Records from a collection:
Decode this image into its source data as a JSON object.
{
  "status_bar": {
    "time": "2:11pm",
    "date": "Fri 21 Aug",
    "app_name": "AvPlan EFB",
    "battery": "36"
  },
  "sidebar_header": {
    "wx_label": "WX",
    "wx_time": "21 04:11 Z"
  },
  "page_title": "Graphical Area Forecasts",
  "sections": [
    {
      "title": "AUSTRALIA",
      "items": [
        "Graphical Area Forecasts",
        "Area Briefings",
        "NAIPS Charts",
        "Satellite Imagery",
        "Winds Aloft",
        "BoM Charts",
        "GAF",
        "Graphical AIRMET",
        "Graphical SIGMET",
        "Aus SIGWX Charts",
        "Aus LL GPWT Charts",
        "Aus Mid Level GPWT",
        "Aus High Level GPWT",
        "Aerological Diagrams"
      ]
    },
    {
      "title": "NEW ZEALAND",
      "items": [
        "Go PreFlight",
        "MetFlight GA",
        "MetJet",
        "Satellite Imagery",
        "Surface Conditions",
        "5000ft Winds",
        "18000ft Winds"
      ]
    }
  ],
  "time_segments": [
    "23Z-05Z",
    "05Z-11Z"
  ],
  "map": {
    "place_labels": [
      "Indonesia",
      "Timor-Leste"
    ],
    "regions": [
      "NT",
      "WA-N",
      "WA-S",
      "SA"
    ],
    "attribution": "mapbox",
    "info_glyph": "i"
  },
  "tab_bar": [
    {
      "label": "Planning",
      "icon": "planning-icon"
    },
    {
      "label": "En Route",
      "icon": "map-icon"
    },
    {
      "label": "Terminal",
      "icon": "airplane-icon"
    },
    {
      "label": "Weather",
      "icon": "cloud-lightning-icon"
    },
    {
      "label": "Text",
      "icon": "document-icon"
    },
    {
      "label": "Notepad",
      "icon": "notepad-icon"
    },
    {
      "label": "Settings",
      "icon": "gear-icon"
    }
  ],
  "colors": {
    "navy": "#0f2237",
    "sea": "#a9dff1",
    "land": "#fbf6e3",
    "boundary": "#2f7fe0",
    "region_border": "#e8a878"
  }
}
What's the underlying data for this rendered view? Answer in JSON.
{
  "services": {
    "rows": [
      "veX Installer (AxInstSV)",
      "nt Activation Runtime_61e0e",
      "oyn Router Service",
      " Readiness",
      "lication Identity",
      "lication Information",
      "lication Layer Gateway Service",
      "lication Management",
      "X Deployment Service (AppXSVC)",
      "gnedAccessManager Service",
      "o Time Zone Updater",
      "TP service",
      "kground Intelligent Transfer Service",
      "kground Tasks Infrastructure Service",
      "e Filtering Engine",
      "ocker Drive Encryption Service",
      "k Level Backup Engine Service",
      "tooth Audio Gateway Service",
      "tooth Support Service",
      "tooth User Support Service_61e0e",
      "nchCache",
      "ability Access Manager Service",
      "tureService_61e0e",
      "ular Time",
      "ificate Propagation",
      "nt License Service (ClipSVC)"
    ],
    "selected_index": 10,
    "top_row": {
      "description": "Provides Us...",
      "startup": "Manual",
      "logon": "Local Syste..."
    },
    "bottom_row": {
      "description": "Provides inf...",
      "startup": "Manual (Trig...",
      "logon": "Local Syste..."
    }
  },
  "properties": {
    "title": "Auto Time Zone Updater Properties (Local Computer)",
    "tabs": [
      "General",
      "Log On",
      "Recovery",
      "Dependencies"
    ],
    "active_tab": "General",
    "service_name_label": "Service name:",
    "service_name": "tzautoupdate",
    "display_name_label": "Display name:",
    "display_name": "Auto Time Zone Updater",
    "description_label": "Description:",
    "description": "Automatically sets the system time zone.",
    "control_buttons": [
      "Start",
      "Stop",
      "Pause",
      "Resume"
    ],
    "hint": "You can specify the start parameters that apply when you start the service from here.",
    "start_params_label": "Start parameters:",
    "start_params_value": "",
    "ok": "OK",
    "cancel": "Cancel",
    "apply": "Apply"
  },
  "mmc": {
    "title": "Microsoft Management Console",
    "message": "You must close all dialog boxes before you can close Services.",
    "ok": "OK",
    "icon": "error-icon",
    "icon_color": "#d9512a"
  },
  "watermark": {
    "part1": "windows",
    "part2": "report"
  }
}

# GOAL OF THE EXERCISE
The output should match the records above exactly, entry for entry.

# RESPONSE TO THIS EXERCISE
Decode this image into its source data as a JSON object.
{
  "status_bar": {
    "time": "2:11pm",
    "date": "Fri 21 Aug",
    "app_name": "AvPlan EFB",
    "battery": "36"
  },
  "sidebar_header": {
    "wx_label": "WX",
    "wx_time": "21 04:11 Z"
  },
  "page_title": "Graphical Area Forecasts",
  "sections": [
    {
      "title": "AUSTRALIA",
      "items": [
        "Graphical Area Forecasts",
        "Area Briefings",
        "NAIPS Charts",
        "Satellite Imagery",
        "Winds Aloft",
        "BoM Charts",
        "GAF",
        "Graphical AIRMET",
        "Graphical SIGMET",
        "Aus SIGWX Charts",
        "Aus LL GPWT Charts",
        "Aus Mid Level GPWT",
        "Aus High Level GPWT",
        "Aerological Diagrams"
      ]
    },
    {
      "title": "NEW ZEALAND",
      "items": [
        "Go PreFlight",
        "MetFlight GA",
        "MetJet",
        "Satellite Imagery",
        "Surface Conditions",
        "5000ft Winds",
        "18000ft Winds"
      ]
    }
  ],
  "time_segments": [
    "23Z-05Z",
    "05Z-11Z"
  ],
  "map": {
    "place_labels": [
      "Indonesia",
      "Timor-Leste"
    ],
    "regions": [
      "NT",
      "WA-N",
      "WA-S",
      "SA"
    ],
    "attribution": "mapbox",
    "info_glyph": "i"
  },
  "tab_bar": [
    {
      "label": "Planning",
      "icon": "planning-icon"
    },
    {
      "label": "En Route",
      "icon": "map-icon"
    },
    {
      "label": "Terminal",
      "icon": "airplane-icon"
    },
    {
      "label": "Weather",
      "icon": "cloud-lightning-icon"
    },
    {
      "label": "Text",
      "icon": "document-icon"
    },
    {
      "label": "Notepad",
      "icon": "notepad-icon"
    },
    {
      "label": "Settings",
      "icon": "gear-icon"
    }
  ],
  "colors": {
    "navy": "#0f2237",
    "sea": "#a9dff1",
    "land": "#fbf6e3",
    "boundary": "#2f7fe0",
    "region_border": "#e8a878"
  }
}
What's the underlying data for this rendered view? Answer in JSON.
{
  "services": {
    "rows": [
      "veX Installer (AxInstSV)",
      "nt Activation Runtime_61e0e",
      "oyn Router Service",
      " Readiness",
      "lication Identity",
      "lication Information",
      "lication Layer Gateway Service",
      "lication Management",
      "X Deployment Service (AppXSVC)",
      "gnedAccessManager Service",
      "o Time Zone Updater",
      "TP service",
      "kground Intelligent Transfer Service",
      "kground Tasks Infrastructure Service",
      "e Filtering Engine",
      "ocker Drive Encryption Service",
      "k Level Backup Engine Service",
      "tooth Audio Gateway Service",
      "tooth Support Service",
      "tooth User Support Service_61e0e",
      "nchCache",
      "ability Access Manager Service",
      "tureService_61e0e",
      "ular Time",
      "ificate Propagation",
      "nt License Service (ClipSVC)"
    ],
    "selected_index": 10,
    "top_row": {
      "description": "Provides Us...",
      "startup": "Manual",
      "logon": "Local Syste..."
    },
    "bottom_row": {
      "description": "Provides inf...",
      "startup": "Manual (Trig...",
      "logon": "Local Syste..."
    }
  },
  "properties": {
    "title": "Auto Time Zone Updater Properties (Local Computer)",
    "tabs": [
      "General",
      "Log On",
      "Recovery",
      "Dependencies"
    ],
    "active_tab": "General",
    "service_name_label": "Service name:",
    "service_name": "tzautoupdate",
    "display_name_label": "Display name:",
    "display_name": "Auto Time Zone Updater",
    "description_label": "Description:",
    "description": "Automatically sets the system time zone.",
    "control_buttons": [
      "Start",
      "Stop",
      "Pause",
      "Resume"
    ],
    "hint": "You can specify the start parameters that apply when you start the service from here.",
    "start_params_label": "Start parameters:",
    "start_params_value": "",
    "ok": "OK",
    "cancel": "Cancel",
    "apply": "Apply"
  },
  "mmc": {
    "title": "Microsoft Management Console",
    "message": "You must close all dialog boxes before you can close Services.",
    "ok": "OK",
    "icon": "error-icon",
    "icon_color": "#d9512a"
  },
  "watermark": {
    "part1": "windows",
    "part2": "report"
  }
}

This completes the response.